Taronga heads to the Jungles to help Chimpanzees

Taronga heads to the Jungles to help Chimpanzees

Taronga Zoo is heading into the jungles of central Africa

again to help Chimpanzee Champion Jane Goodall.

Soon Zoo staff, including veterinarian Dr Kimberley

Vinette-Herrin, will be heading to the Jane Goodall Institute’s Tchimpounga

Chimpanzee Sanctuary to help chimpanzees rescued from poachers and the pet


Mr Kerr said: “This is the latest chapter in a long partnership that began

with our contribution to the global Chimpanzoo research project and continued

with our joint involvement in Uganda’s  N’Gamba Island Chimpanzee Sanctuary.”

“Not only is the Zoo contributing funds raised by our Taronga Foundation

to Tchimpounga, which is the Africa’s largest chimpanzee sanctuary, but we are

also providing expert advice on the ground, sending specialists in veterinary

science, behavioural research and capital works.  Dr Vinette- Herrin is scheduled to conduct

over 60 general examinations and we’ll be looking at other staff placements and

partner projects to help.”

On World Environment Day, June 5, the Zoo’s Director,

Cameron Kerr, announced $150,000 in funding for Dr Goodall’s Tchimpounga

Chimpanzee Rehabilitation Centre.

Dr Goodall said in

June: “With this, we will be able to move faster towards securing operational support

for Chimpanzee rescue and reintroduction, building a new island sanctuary for unreleaseable chimpanzees, upgrading the

original site as a quarantine centre and staging site for the release program,

expanded law enforcement to stop illegal great ape hunting and developing an

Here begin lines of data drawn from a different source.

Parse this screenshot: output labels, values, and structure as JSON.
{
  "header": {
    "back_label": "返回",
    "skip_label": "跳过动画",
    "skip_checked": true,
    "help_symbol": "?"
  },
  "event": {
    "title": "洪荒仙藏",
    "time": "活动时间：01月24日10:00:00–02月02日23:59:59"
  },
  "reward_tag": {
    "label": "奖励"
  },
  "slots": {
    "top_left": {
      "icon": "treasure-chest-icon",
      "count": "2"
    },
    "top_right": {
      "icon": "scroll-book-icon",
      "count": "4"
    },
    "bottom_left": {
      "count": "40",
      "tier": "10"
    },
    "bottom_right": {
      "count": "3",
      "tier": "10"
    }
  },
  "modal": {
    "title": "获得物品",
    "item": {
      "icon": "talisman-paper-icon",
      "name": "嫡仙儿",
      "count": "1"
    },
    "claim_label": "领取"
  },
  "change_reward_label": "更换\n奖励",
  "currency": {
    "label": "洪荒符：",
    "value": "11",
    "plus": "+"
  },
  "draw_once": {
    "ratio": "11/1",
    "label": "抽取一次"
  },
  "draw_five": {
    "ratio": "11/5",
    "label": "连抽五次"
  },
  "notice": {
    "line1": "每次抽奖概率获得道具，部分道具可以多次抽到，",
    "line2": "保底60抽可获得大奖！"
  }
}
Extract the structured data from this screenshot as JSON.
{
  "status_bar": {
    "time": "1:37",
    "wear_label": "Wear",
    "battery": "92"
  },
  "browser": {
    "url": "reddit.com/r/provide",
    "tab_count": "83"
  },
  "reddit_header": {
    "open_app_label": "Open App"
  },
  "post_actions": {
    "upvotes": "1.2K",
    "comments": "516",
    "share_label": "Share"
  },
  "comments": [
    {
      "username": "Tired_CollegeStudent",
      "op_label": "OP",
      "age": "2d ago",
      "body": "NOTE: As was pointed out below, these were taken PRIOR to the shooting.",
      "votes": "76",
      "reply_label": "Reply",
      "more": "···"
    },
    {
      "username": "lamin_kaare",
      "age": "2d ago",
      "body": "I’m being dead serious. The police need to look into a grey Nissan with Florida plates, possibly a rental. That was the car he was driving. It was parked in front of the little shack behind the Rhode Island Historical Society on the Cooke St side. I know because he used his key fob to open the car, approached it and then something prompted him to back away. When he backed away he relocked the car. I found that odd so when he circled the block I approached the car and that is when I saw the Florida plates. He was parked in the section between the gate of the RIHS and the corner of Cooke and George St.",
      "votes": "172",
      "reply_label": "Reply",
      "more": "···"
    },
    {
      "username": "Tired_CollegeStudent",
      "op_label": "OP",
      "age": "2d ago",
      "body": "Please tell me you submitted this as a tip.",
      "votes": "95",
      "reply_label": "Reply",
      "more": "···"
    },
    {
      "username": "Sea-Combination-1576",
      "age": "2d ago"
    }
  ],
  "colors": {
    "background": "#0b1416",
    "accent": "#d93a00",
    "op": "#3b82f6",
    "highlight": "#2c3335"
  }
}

Education Centre catering for 2000 plus students per year.

Tchimpounga was

established in 1992 by JGI and the Congolese Ministerie de le Economie

Forestiere (MEF) to hold 60 orphaned or rescued chimpanzees. There are now over

140 chimpanzees in care at the site 35 km north of Point Noire, Congo’s second

largest city. The sanctuary includes dry open savannah, densely wooded gorges,

flood plains and mangroves. There is heavy bushmeat pressure to supply markets

in the nearby city of Pointe Noir, but things have improved since the area was


The Zoos’ funding

will help with re-construction and expand the centre’s capacity. The  TCRC was established in The Congo in 1992 to

rehabilitate orphaned chimpanzees. Originally

designed for 60 chimpanzees, it now houses 141.

Taronga’s work

with the JGI has included support of Dr Goodall’s Roots and Shoots Youth

Program, founding partnership for the N’gamba Chimpanzee Refugee on an island

in Lake Victoria and contribution to the global Chimpanzoo Observational

research project.